"I think tech companies are very mindful of the fact that their platforms may be used for disinformation campaigns," she said. "I think they've actually, to their credit, done a lot of outreach to advocacy groups that are working on census issues to say, 'What can we do to help?' Whether that's making tags to denote verified sites, making sure that disinformation is immediately removed, those types of efforts are very valuable right now."
As for the security of the census itself, there are concerns that it could be hacked and identifying information stolen. In a February report, the U.S. Government Accountability Office (GAO) said the Census Bureau is behind schedule on hitting targets for developing technology and mitigating cybersecurity risks, including implementing recommendations from the Department of Homeland Security.
During a hearing of the House Oversight Committee just after the report’s release, Nick Marinos, GAO’s director of information technology and cybersecurity, said "significant challenges remain," although good progress has been made on combating web-based attacks like phishing. He called on the Census Bureau to stay focused on hitting its remaining cybersecurity targets, including around data recovery in case of a hack.

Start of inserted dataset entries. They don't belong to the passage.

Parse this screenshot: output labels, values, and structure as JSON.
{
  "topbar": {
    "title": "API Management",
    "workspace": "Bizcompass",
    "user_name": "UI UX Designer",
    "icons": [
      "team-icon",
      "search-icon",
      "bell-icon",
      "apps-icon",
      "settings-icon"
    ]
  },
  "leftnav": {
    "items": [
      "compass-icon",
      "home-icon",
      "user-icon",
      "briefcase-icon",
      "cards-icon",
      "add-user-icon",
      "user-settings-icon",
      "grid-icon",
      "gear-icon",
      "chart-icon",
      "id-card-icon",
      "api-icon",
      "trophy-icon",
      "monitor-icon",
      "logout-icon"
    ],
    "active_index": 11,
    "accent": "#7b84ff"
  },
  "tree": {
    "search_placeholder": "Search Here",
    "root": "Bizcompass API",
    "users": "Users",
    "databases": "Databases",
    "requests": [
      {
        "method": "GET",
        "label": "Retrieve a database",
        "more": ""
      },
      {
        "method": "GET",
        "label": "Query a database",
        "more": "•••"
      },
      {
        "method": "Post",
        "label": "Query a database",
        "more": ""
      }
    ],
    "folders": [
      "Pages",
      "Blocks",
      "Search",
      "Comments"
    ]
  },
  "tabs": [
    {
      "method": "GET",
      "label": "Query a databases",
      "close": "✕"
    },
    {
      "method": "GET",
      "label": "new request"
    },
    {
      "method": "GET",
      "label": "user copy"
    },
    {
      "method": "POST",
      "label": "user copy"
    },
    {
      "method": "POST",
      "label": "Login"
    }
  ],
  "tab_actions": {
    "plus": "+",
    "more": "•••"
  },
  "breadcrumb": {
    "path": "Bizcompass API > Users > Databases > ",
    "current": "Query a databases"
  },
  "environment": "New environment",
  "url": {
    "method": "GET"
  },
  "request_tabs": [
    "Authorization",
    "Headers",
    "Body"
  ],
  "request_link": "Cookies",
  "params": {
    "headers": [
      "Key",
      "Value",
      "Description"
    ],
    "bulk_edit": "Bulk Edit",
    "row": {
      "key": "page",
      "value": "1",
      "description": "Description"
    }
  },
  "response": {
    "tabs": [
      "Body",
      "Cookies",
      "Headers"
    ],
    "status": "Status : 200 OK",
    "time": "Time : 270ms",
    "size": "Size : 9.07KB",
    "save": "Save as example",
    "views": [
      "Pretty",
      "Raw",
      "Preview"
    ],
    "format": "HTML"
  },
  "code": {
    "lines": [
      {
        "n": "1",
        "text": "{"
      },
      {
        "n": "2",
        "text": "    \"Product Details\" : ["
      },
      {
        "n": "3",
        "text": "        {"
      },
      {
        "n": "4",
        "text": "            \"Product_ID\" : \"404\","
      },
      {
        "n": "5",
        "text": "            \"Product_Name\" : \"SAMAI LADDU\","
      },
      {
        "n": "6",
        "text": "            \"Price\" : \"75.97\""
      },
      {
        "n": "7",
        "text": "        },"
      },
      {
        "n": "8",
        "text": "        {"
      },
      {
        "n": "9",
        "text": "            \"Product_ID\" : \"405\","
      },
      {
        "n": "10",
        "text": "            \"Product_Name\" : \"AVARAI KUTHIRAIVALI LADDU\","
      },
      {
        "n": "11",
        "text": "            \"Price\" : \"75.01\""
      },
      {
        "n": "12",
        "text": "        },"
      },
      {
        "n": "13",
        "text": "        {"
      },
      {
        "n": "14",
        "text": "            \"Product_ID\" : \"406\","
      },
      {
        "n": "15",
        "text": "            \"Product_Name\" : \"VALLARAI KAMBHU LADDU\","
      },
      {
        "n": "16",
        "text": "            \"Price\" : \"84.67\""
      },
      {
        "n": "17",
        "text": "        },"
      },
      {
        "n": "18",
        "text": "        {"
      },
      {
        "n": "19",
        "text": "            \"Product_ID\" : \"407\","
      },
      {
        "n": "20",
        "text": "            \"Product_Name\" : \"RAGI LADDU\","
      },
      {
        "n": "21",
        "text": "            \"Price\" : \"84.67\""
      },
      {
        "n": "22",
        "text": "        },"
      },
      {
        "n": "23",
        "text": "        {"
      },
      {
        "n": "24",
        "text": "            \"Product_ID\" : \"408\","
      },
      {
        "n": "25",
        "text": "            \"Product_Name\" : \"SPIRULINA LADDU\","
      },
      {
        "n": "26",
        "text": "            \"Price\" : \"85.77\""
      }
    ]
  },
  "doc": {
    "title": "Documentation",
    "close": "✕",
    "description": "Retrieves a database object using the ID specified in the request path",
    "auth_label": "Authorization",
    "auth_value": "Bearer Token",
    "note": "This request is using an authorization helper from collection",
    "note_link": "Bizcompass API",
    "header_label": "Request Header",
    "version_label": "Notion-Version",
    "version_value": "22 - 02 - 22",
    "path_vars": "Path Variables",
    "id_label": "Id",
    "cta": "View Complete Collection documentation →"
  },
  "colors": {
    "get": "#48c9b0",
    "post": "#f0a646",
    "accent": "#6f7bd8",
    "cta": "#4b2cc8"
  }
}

Census Bureau Director Steven Dillingham said officials are "ready to mobilize a different process" if something goes wrong, primarily going out into communities to take responses manually, although some elected officials were not convinced.
"It looks like we don’t have a contingency, any way to recover data that is lost," Rep. Eleanor Holmes Norton, D-DC, said.
The digital divide
While the bulk of census survey responses are expected to be sent from online, there are still concerns that the digital divide could prevent many from responding, with some organizations looking to work around that issue.
Rosenworcel noted FCC data that shows 21 million people in the United States lack access to broadband, although she also said other studies have shown that number is much higher.
For some cities, that makes them even harder to count. The Associated Press found last year that Detroit is the city with the hardest to count populations due to its thousands of vacant homes, lack of internet access and high rates of poverty. The federal government should step in and provide extra support to address these particular challenges, according to local leaders.
"If the federal government is using the internet as a vehicle to determine population sizes to ultimately allocate funding, the federal government should also provide resources for communities to boost broadband adoption and to ensure an accurate count," Joshua Edmonds, the City of Detroit’s director of digital inclusion, said in written testimony to the House Energy and Commerce Committee's Subcommittee on Communications and Technology during a hearing on internet equity.
Meanwhile, cities have options to address the lack of home broadband that could restrict people’s ability to respond to the census, experts say. In a toolkit released late last year, Next Century Cities called on cities to implement census kiosk programs, where public devices are set up in prominent, accessible areas to allow people to complete the census online. Partnering with community groups can help achieve that, according to the organization.
"We need community partners of all stripes," Ochillo said. "It doesn't matter if you're a library or a school, or just citizens who get together and care. There are ways for us to make sure people have digital access, especially to make sure they're counted for the census."
If there is a low internet response rate, some worry it not only could result in a major undercount of hard-to-reach populations but could also stretch the Census Bureau's resources to the breaking point. Without ways to bridge the digital divide, it could create even more barriers.
"A lower-than-projected Internet response rate could strain the Census Bureau’s already limited resources by increasing response by paper questionnaire or telephone or, more costly and inefficient, the number of households that require door-to-door follow-up," Gupta said.